This is the response I had when reading the first draft of the reauthorization proposals for No Child Left Behind put forth last week in the House: Nice try, you are beginning to figure out how deeply flawed the law is, but maybe you weren’t paying attention when educators told you what needed to be fixed. Go back to your notes, figure it out, and let us know when you do.
This week the nation observed the 50th anniversary of the struggle to integrate public schools in Little Rock, Ark. It came just one week after 50,000 protesters converged on Jena, La., to protest the criminalization of six African American youths for daring to stand up against lynch nooses hung on a tree at their high school.

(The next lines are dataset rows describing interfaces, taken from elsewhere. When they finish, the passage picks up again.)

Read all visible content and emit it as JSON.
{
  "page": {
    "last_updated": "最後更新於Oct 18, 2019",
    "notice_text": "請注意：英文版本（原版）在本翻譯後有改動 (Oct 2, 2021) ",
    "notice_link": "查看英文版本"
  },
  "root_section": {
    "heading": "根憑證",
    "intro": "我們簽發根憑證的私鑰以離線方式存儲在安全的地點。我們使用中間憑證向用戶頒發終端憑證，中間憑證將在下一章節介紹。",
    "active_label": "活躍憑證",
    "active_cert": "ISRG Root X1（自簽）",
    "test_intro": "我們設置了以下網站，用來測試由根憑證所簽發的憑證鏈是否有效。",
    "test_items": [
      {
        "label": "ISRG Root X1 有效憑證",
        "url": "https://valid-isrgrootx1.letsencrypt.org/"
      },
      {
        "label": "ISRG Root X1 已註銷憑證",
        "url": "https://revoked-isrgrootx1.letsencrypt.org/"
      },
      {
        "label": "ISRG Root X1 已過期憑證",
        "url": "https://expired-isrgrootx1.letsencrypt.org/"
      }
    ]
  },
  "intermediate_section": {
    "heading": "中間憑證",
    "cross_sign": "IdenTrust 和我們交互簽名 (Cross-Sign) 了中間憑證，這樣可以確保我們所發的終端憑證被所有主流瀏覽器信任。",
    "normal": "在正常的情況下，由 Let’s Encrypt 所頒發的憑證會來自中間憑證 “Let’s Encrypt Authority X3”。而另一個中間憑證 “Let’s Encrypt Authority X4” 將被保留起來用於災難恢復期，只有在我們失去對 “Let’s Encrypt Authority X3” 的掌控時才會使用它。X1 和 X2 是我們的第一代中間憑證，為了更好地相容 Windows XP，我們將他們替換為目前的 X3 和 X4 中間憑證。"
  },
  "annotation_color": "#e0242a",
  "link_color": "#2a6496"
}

It is especially outrageous that one of the Jena Six, Mychal Bell, remains in jail even though an appeals court threw out his conviction.
YSCLOSKEY, La. — In a shower of sparks, Ricky Robin was repairing hurricane damage to “Lil’ Rick,” his 56-foot steel-hulled shrimp boat, when he spotted an out-of-town reporter snapping photos. “I built her with my own hands in 1974, 33 years ago,” he said proudly, setting aside his welding torch
President Bush’s threatened veto of legislation to renew and expand the popular State Children’s Health Insurance Program (SCHIP) puts at risk medical insurance for 5 million or more poor children, according to fighters for children’s health care.
CHICAGO — Dozens of peace activists, covered in white sheets, some stained with fake blood, lay motionless on the concrete with red carnations atop their bodies in a “die-in” at Federal Plaza here Sept. 21, symbolizing the mounting death toll of the Iraq war.
JENA, La. — The day after tens of thousands marched to free the Jena Six, Melissa Bell stepped out of the LaSalle Parish Courthouse in tears Sept. 21 after the judge denied bail for her son, Mychal Bell.